Dataset records:
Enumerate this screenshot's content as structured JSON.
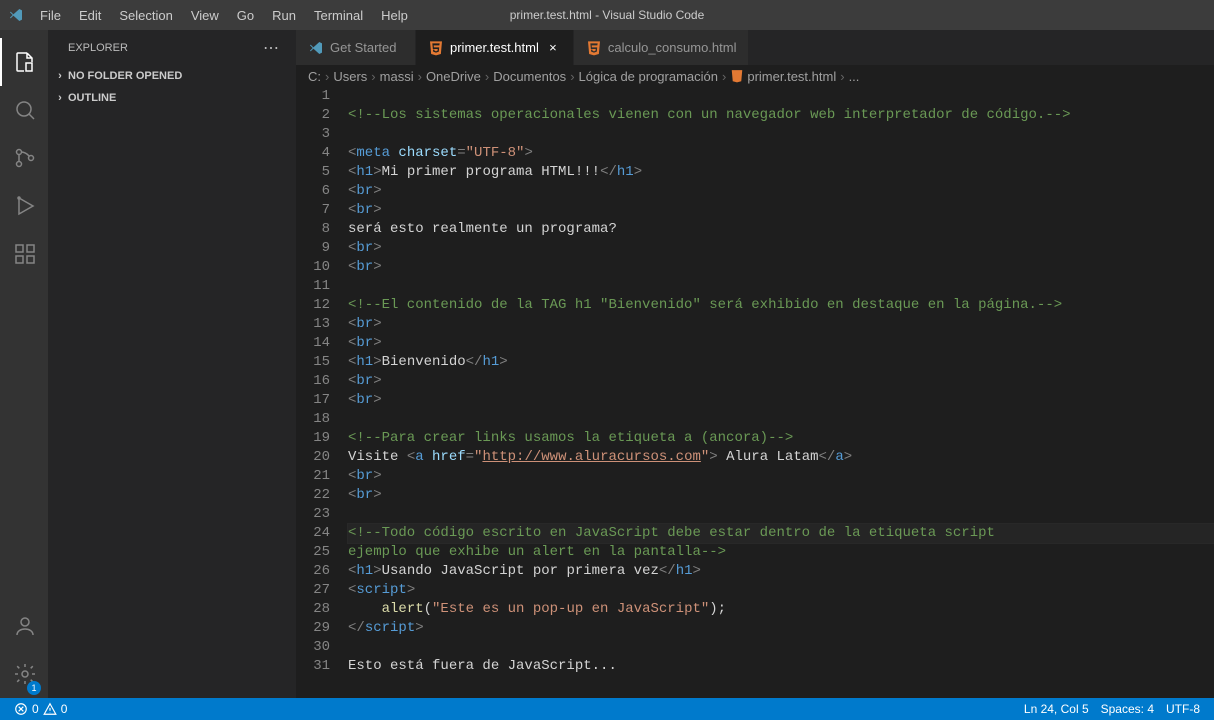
{
  "menu": [
    "File",
    "Edit",
    "Selection",
    "View",
    "Go",
    "Run",
    "Terminal",
    "Help"
  ],
  "title": "primer.test.html - Visual Studio Code",
  "sidebar": {
    "title": "EXPLORER",
    "sections": [
      "NO FOLDER OPENED",
      "OUTLINE"
    ]
  },
  "tabs": [
    {
      "label": "Get Started",
      "active": false,
      "icon": "vscode"
    },
    {
      "label": "primer.test.html",
      "active": true,
      "icon": "html",
      "close": true
    },
    {
      "label": "calculo_consumo.html",
      "active": false,
      "icon": "html"
    }
  ],
  "breadcrumb": [
    "C:",
    "Users",
    "massi",
    "OneDrive",
    "Documentos",
    "Lógica de programación",
    "primer.test.html",
    "..."
  ],
  "code": {
    "cursor_line": 24,
    "lines": [
      {
        "n": 1,
        "t": ""
      },
      {
        "n": 2,
        "t": "comment",
        "c": "<!--Los sistemas operacionales vienen con un navegador web interpretador de código.-->"
      },
      {
        "n": 3,
        "t": ""
      },
      {
        "n": 4,
        "html": "<span class='tok-tag'>&lt;</span><span class='tok-name'>meta</span> <span class='tok-attr'>charset</span><span class='tok-tag'>=</span><span class='tok-string'>\"UTF-8\"</span><span class='tok-tag'>&gt;</span>"
      },
      {
        "n": 5,
        "html": "<span class='tok-tag'>&lt;</span><span class='tok-name'>h1</span><span class='tok-tag'>&gt;</span><span class='tok-text'>Mi primer programa HTML!!!</span><span class='tok-tag'>&lt;/</span><span class='tok-name'>h1</span><span class='tok-tag'>&gt;</span>"
      },
      {
        "n": 6,
        "html": "<span class='tok-tag'>&lt;</span><span class='tok-name'>br</span><span class='tok-tag'>&gt;</span>"
      },
      {
        "n": 7,
        "html": "<span class='tok-tag'>&lt;</span><span class='tok-name'>br</span><span class='tok-tag'>&gt;</span>"
      },
      {
        "n": 8,
        "html": "<span class='tok-text'>será esto realmente un programa?</span>"
      },
      {
        "n": 9,
        "html": "<span class='tok-tag'>&lt;</span><span class='tok-name'>br</span><span class='tok-tag'>&gt;</span>"
      },
      {
        "n": 10,
        "html": "<span class='tok-tag'>&lt;</span><span class='tok-name'>br</span><span class='tok-tag'>&gt;</span>"
      },
      {
        "n": 11,
        "t": ""
      },
      {
        "n": 12,
        "t": "comment",
        "c": "<!--El contenido de la TAG h1 \"Bienvenido\" será exhibido en destaque en la página.-->"
      },
      {
        "n": 13,
        "html": "<span class='tok-tag'>&lt;</span><span class='tok-name'>br</span><span class='tok-tag'>&gt;</span>"
      },
      {
        "n": 14,
        "html": "<span class='tok-tag'>&lt;</span><span class='tok-name'>br</span><span class='tok-tag'>&gt;</span>"
      },
      {
        "n": 15,
        "html": "<span class='tok-tag'>&lt;</span><span class='tok-name'>h1</span><span class='tok-tag'>&gt;</span><span class='tok-text'>Bienvenido</span><span class='tok-tag'>&lt;/</span><span class='tok-name'>h1</span><span class='tok-tag'>&gt;</span>"
      },
      {
        "n": 16,
        "html": "<span class='tok-tag'>&lt;</span><span class='tok-name'>br</span><span class='tok-tag'>&gt;</span>"
      },
      {
        "n": 17,
        "html": "<span class='tok-tag'>&lt;</span><span class='tok-name'>br</span><span class='tok-tag'>&gt;</span>"
      },
      {
        "n": 18,
        "t": ""
      },
      {
        "n": 19,
        "t": "comment",
        "c": "<!--Para crear links usamos la etiqueta a (ancora)-->"
      },
      {
        "n": 20,
        "html": "<span class='tok-text'>Visite </span><span class='tok-tag'>&lt;</span><span class='tok-name'>a</span> <span class='tok-attr'>href</span><span class='tok-tag'>=</span><span class='tok-string'>\"</span><span class='tok-link'>http://www.aluracursos.com</span><span class='tok-string'>\"</span><span class='tok-tag'>&gt;</span><span class='tok-text'> Alura Latam</span><span class='tok-tag'>&lt;/</span><span class='tok-name'>a</span><span class='tok-tag'>&gt;</span>"
      },
      {
        "n": 21,
        "html": "<span class='tok-tag'>&lt;</span><span class='tok-name'>br</span><span class='tok-tag'>&gt;</span>"
      },
      {
        "n": 22,
        "html": "<span class='tok-tag'>&lt;</span><span class='tok-name'>br</span><span class='tok-tag'>&gt;</span>"
      },
      {
        "n": 23,
        "t": ""
      },
      {
        "n": 24,
        "t": "comment",
        "c": "<!--Todo código escrito en JavaScript debe estar dentro de la etiqueta script"
      },
      {
        "n": 25,
        "t": "comment",
        "c": "ejemplo que exhibe un alert en la pantalla-->"
      },
      {
        "n": 26,
        "html": "<span class='tok-tag'>&lt;</span><span class='tok-name'>h1</span><span class='tok-tag'>&gt;</span><span class='tok-text'>Usando JavaScript por primera vez</span><span class='tok-tag'>&lt;/</span><span class='tok-name'>h1</span><span class='tok-tag'>&gt;</span>"
      },
      {
        "n": 27,
        "html": "<span class='tok-tag'>&lt;</span><span class='tok-name'>script</span><span class='tok-tag'>&gt;</span>"
      },
      {
        "n": 28,
        "html": "    <span class='tok-func'>alert</span><span class='tok-text'>(</span><span class='tok-string'>\"Este es un pop-up en JavaScript\"</span><span class='tok-text'>);</span>"
      },
      {
        "n": 29,
        "html": "<span class='tok-tag'>&lt;/</span><span class='tok-name'>script</span><span class='tok-tag'>&gt;</span>"
      },
      {
        "n": 30,
        "t": ""
      },
      {
        "n": 31,
        "html": "<span class='tok-text'>Esto está fuera de JavaScript...</span>"
      }
    ]
  },
  "status": {
    "errors": "0",
    "warnings": "0",
    "ln_col": "Ln 24, Col 5",
    "spaces": "Spaces: 4",
    "encoding": "UTF-8"
  }
}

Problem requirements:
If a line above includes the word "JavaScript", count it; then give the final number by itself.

Exercise solution:
4